V To form foire Beauty by a new receipt, Jove feat, and found far in a country-leene Truth, inaocence, good-nature, look f-rene : Froon which ingredients first the dextrous boy Pick'd the demure, the aukward did the coy. The Graces from top court did next provide Breading, and wit, and air, and decent pride : These Venus cleans from every spurious grain Of nice, coquet, a rectori, port, and vain. Jove mix'd up a'l, and his best ciay einploy'd; Then called the bappy Composition Floy!.
Hear my request, the virgin said;
Let which I please of all the Nine Attend, where'er I want their aid,
Obey my call, and only mine. By vow oblig'd, by passion led,
The god could not refuse her prayer : Howay'i his wreatlı tbrice o'er her head,
Thrice mutter'd something to the air. And now he thought to seize his due :
But the the charm already tried, Thalia heard the call, and flew
To wait at bright Aro-lia's side, On sight of this cele!tial prude,
Apollo thought it vain to ftay; Nor in her presence durft be rude ;
But inade his leg and went away. He hop'd to ind some lucky hour,
When on their Queen the Muses wait ; But Pallas owns Ardelia's power ;
For vows divine are kept by Fate. Then, full of rage, Apollo spoke :
Deceitful Nymph ! I see thy art ;
I'll disappoint its nobler part.
And be thou negligent of fame ;
May'lt thou despise a poet's name! Of modeft poets thou be first;
"To filent inades repeat thy verse, Till Fame and Echo alınost burst,
Yet hardly dare one line rehearse. And last, my vengeance to complete,

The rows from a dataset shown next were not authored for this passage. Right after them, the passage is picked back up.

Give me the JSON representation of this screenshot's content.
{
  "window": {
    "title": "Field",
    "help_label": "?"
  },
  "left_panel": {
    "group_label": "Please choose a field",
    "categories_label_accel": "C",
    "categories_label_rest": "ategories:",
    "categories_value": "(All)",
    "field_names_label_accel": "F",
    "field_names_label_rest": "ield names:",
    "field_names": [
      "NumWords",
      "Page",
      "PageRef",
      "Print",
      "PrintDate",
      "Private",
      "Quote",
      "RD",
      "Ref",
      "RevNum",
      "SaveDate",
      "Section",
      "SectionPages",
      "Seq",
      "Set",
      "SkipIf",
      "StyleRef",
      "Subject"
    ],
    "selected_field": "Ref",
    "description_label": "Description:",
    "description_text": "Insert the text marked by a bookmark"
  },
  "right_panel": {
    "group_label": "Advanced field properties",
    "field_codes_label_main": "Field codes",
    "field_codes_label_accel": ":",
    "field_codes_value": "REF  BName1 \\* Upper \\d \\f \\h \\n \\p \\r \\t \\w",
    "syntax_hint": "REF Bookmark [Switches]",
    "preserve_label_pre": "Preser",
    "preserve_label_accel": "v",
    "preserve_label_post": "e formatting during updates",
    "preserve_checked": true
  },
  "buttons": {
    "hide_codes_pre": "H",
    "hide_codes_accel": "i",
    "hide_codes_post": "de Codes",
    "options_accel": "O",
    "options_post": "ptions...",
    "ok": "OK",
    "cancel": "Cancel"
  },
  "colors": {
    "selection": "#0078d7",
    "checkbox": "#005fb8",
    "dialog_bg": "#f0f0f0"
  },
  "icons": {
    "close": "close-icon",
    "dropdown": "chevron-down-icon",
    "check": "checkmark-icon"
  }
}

May' It thou defcend to take renown, Prevail'd on by the thing you hate,
A Whig ! and one that wears a gownt
Hon. Mrs. Finch,
Nume of Ardelia.
Attending on a royal dame.
Then lighted from his glittering coach;
Before he durit the nymph approach. Under those facred leaves, secure
From common lightning of the kies,
The flahes of Ard lid eve:
Oi that brigt god who iar.is invoke,
Ad gueir'd ais buluess ere he spoke. H., in the old celestial cait,
Confef3'd his famı', and ivore by Styx, Wbate'er she would deiire, to gra ilma
But wife Ardelia kaew his tricks, Ovid had warn'J her, to beware
Of strolling gods, winde usual trade is, Under pr tence of taking air,
To pick up sublunary ladies. Howe'er, she gave no tiat denial,
A haviig inalice in her heart'; And was refolu'd upon a trial,
To cheat the god in bis own art.
* Ar eleganı Lalin version of this little poem is in the fixth volume of Drycker's Miscellanies.
VANBRUGH's HOUSE, Built from the Ruins of Whitehall,
And poets their own veries (ung,
But, to their own or landlord's cost,
* See the note p. 273